In contrast to Kissling’s otherwise traditionally Swiss works, he also designed the José Rizal monument in the Philippine capital, Manila, in 1912. José Rizal was a Filipino writer and physician whose life and literary works became the inspiration for the Philippine independence movement. The bronze and granite Rizal Monument was unveiled in Manila in 1913. The base of the monument contains the remains of the Filipino national hero. 

Today, the monument still stands enthroned in the middle of the Rizal Park, closely guarded by Filipino soldiers. Every time I travel to the Philippines with my family, we make a point of visiting the Rizal monument. As a result, there are many photographs of the statue on my laptop – some even with me posing in front of it. 

Kissling is not the only thing that connects Wilhelm Tell and José Rizal; in 1886, Rizal translated “Wilhelm Tell” by Friedrich Schiller into his mother tongue, Tagalog. One year later, he traveled across Switzerland. Commemorative plaques in Bern and Schaffhausen, as well as a bust in Wassen bear witness to this. In the story of Wilhelm Tell, Rizal saw parallels between the suppression of the peasant population in the canton of Uri by the House of Habsburg and the subjugation of the Philippines by the Spanish colonial power. 

The Philippines were still a Spanish colony at the time of Rizal’s trip to Europe. In his writings, Rizal criticized the abuse of power by Spanish priests and monks, and he addressed the growing dissatisfaction with the Spanish colonial power. His revolutionary texts, which led to his execution, triggered the two-year-long Philippine Revolution in 1896, as the country sought independence from Spain.

This interwoven story of Wilhelm Tell and José Rizal is emblematic of the 10,000 Filipinos in Switzerland and their descendants, including myself, who count both Switzerland and the Philippines as their “homes”. So when I wait at the Bahnhofplatz and look at the statue of Alfred Escher,  I feel, for a brief moment, closer to the Philippines and my Filipino family, from which I am otherwise thousands of kilometers apart.

Stephanie Willi studied History and Philosophy of Knowledge (M.A.) at ETH Zurich and is currently working at the University Archives of ETH Zurich. She is particularly interested in the history of the Philippines and completed her studies with a thesis on Hans Menzi, a Swiss Abroad in the Philippines (“Alin Mang Lahi. Hans Menzi - ein Leben zwischen der Schweiz und den Philippinen”).

Further reading: 

‍‍Hug, Annette: Wilhelm Tell in Manila, 2016.

Hug, Annette: Revolutions Entwined. “Wilhelm Tell” in Tagalog.

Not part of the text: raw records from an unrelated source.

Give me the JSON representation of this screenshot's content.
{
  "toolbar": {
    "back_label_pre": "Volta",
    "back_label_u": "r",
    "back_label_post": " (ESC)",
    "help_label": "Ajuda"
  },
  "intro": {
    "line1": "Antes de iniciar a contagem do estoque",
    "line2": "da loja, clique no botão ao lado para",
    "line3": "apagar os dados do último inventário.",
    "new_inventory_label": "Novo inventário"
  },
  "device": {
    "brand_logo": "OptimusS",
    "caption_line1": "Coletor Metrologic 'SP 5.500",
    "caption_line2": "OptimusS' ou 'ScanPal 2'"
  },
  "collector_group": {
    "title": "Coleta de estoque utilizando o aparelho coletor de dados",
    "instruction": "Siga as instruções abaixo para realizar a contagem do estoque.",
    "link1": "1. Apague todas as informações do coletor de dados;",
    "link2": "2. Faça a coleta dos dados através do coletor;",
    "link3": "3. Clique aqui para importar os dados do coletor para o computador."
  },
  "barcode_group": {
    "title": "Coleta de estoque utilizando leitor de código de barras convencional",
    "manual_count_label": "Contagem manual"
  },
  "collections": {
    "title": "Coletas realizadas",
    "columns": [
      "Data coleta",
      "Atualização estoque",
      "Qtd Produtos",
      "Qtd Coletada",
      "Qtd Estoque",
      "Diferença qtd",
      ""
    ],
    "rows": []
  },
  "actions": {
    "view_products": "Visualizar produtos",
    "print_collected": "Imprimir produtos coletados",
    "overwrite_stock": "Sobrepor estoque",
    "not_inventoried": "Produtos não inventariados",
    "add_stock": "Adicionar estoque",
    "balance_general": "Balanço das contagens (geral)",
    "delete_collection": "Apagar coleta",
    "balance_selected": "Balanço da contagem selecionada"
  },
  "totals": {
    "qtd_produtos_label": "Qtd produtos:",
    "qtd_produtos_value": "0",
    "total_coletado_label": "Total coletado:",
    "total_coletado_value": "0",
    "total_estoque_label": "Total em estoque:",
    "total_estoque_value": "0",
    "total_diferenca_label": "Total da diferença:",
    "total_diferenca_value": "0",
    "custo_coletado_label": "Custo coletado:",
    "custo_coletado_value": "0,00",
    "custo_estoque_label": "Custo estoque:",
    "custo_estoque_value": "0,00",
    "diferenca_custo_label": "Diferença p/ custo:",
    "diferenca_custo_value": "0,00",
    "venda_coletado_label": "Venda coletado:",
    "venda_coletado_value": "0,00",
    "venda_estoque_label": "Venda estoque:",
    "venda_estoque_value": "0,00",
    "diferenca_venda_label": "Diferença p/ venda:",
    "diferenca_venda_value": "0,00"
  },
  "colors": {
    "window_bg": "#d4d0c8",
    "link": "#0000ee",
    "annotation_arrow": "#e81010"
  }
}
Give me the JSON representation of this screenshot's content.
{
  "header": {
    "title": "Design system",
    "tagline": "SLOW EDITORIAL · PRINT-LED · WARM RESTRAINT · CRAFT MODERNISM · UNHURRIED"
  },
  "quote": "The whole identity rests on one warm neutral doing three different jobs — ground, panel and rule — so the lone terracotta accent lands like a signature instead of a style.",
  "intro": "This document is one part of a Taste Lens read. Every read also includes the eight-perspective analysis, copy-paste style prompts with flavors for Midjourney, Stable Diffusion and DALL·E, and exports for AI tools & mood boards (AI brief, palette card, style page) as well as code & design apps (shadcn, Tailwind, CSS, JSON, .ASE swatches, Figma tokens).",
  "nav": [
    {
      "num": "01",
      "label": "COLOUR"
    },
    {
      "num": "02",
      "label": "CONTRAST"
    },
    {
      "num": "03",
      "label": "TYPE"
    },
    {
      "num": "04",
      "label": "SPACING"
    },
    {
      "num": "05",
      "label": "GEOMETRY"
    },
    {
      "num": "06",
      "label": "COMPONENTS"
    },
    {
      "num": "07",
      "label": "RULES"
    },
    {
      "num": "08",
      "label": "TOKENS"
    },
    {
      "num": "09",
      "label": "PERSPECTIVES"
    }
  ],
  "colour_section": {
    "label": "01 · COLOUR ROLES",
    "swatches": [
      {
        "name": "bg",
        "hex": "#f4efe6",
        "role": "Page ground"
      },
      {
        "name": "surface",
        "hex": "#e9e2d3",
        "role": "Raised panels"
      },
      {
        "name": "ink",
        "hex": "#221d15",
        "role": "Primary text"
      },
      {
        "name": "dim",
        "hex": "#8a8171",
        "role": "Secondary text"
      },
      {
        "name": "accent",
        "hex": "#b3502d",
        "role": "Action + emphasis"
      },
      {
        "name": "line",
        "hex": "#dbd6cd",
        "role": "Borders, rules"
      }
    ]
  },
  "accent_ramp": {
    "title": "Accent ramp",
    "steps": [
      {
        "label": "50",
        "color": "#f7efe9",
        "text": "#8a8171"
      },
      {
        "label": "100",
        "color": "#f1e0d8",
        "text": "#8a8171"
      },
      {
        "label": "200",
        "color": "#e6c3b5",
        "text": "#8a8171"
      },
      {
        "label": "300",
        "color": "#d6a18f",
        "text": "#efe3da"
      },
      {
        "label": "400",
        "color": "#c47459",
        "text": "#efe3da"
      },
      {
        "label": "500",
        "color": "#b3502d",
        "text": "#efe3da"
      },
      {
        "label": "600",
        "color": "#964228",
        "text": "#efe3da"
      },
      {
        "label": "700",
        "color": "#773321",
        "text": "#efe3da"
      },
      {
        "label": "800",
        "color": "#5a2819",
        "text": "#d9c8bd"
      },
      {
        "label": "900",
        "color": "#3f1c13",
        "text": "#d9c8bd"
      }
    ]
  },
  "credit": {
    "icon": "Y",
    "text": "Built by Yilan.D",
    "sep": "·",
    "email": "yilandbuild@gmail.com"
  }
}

Essay, 2015.

Matta, Marianne: Richard Kissling (1848-1919), der schweizerische “Nationalbildhauer” im 19. Jahrhundert. Bemerkungen zu einigen Denkmälern und Denkmalentwürfen, in: Zeitschrift für schweizerische Archäologie und Kunstgeschichte, Heft 2/1980, S. 151-161.